Once every line containing "title" has been counted, report the total for the data and nothing else.

┌─ Exercise data

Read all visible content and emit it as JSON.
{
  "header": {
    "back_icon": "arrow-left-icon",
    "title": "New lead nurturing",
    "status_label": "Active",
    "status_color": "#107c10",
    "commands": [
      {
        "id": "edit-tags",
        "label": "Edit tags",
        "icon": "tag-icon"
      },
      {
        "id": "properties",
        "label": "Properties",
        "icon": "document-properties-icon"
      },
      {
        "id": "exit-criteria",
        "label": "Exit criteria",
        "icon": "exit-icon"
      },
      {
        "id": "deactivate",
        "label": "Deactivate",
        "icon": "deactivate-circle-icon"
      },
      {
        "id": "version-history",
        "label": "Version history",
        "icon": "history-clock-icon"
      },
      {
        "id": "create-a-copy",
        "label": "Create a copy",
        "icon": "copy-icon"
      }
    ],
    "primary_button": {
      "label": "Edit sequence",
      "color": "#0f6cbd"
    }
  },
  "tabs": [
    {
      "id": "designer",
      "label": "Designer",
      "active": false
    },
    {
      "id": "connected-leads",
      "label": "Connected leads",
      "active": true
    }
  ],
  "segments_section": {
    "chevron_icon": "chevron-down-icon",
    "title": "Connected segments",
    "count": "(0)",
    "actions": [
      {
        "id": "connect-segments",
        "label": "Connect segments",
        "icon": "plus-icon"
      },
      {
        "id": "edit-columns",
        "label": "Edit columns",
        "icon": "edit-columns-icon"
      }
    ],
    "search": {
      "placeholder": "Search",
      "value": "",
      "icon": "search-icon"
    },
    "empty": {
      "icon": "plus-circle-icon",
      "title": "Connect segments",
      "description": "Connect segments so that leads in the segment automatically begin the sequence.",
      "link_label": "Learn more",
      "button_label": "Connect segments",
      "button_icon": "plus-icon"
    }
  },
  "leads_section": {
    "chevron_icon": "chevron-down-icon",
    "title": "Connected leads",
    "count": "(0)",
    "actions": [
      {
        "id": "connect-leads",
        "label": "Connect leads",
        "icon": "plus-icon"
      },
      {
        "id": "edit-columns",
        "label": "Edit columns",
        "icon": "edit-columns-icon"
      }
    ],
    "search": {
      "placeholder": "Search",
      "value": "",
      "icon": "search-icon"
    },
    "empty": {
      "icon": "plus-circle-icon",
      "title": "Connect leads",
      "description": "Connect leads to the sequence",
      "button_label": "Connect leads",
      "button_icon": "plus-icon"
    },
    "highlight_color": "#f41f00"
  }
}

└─

- [Solution for this exercise] 5